Even without going deeper into fiscal concerns (Centre and states), and the slow-paced resolution of bad assets in the banking sector, signs of fragility in macro-stability are distinctly visible. That these appear at a time when early signs of economic recovery are wobbling creates further complications in an election year.
The moot question is how should the MPC respond? Post the MSP announcement, many analysts are expecting the MPC to turn hawkish and lift up the policy rate 25 bps in August itself. A few—those expecting inflation to stay significantly above 5% in the second half of FY19—have factored in a third increase in October or December.

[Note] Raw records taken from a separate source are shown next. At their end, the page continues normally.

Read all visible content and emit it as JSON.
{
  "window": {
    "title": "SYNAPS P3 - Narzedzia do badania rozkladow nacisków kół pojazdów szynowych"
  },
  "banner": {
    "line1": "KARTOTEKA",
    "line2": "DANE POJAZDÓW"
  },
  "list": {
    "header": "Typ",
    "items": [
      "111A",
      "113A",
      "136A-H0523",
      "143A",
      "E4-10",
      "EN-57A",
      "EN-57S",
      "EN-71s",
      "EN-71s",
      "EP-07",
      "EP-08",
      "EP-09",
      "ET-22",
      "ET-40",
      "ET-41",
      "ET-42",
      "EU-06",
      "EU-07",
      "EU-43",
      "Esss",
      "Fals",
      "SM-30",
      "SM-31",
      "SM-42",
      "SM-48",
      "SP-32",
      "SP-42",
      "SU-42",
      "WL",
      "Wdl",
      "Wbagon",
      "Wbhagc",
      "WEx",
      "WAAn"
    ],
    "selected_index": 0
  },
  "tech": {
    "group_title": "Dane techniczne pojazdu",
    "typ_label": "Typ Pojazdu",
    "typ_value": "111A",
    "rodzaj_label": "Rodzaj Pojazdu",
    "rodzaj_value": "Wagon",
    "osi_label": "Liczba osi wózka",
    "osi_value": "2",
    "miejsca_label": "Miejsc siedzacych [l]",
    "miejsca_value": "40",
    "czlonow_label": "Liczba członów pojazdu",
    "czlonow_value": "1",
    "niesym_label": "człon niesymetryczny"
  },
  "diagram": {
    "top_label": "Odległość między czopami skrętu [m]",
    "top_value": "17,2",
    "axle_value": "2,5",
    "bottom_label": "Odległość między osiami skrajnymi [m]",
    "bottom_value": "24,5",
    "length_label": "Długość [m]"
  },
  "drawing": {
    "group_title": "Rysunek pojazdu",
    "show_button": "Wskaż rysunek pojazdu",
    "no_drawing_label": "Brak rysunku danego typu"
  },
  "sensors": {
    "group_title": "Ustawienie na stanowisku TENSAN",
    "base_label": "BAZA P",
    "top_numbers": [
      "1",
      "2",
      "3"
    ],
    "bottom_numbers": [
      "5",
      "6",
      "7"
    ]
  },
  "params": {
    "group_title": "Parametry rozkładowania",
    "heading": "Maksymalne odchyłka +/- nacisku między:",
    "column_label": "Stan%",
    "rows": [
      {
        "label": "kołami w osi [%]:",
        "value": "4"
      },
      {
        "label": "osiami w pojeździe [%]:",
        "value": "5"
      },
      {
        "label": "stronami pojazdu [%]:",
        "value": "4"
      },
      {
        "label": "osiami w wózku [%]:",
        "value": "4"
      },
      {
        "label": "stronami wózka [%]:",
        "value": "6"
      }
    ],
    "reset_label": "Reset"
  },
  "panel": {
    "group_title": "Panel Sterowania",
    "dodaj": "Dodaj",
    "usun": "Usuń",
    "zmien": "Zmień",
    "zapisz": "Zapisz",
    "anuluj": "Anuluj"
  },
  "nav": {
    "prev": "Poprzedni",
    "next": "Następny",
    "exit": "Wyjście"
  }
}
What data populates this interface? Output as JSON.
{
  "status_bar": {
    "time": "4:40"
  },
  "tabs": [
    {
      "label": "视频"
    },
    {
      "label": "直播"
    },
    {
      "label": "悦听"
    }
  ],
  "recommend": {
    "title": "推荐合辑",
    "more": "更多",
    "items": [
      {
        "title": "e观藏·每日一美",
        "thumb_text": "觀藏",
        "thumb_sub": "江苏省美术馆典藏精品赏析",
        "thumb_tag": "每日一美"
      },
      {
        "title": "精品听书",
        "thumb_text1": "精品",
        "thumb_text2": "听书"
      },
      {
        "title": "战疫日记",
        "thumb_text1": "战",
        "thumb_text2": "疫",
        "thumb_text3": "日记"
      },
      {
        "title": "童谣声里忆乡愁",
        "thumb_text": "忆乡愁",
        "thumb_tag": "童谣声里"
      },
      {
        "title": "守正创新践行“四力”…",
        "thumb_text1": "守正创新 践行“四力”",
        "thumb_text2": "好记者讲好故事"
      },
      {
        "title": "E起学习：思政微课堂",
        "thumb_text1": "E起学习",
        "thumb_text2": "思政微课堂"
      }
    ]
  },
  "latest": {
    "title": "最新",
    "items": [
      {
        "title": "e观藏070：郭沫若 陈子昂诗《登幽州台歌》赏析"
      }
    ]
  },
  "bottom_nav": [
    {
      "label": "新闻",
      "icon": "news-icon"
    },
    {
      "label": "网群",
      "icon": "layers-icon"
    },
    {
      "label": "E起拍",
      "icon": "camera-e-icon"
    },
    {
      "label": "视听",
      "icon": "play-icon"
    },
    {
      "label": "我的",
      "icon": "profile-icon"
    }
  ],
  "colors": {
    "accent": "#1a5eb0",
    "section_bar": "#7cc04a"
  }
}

This would depend upon how the RBI projects inflation in this year’s second half, especially food inflation. If the central bank were to revise these upward, from the current 4.7% to 5% or a little above, a relatively dovish MPC could raise rates by 25 bps, but still keep a neutral stance, hoping inflation would ease in FY20. But, if inflation were to be projected at 5.5% or above, it would then be prudent to not only raise the policy rate 25 bps, but also change its stance to “tightening” so as to prepare the market for another hike, soon, to restore the real rate to 1.25%.
This would be a top call. With June headline inflation at 5%, anchoring expectations could prove diabolical with both global and domestic uncertainties turning out too volatile. For the first time, the FIT regime would come under a real test—to respond unhesitatingly to quell higher inflation expectations from getting entrenched. Inflation expectations were already close to double digits in the May round. Any further firming up could affect the MPC’s credibility as it is stable, anchored expectations that are indicators of credibility for an inflation targeting central bank.
Note that if markets are pricing another 50 basis points hike in interest rates upto December, resulting adjustments to growth projections will follow too. In its August monetary review therefore, RBI’s inflation-growth projections will be keenly scrutinised. Its outlook and associated policy path to the target will set the tone. Therefore, it is up to the central bank to navigate this creek without upsetting market beliefs and retaining credibility at the same time. Observers, too, will be keen to know if the MPC has the political space (autonomy) to respond swiftly, and if FIT’s early success was a victory of good policies or an illusion—maya , as they say in Indian philosophy!
The author is New Delhi based macroeconomist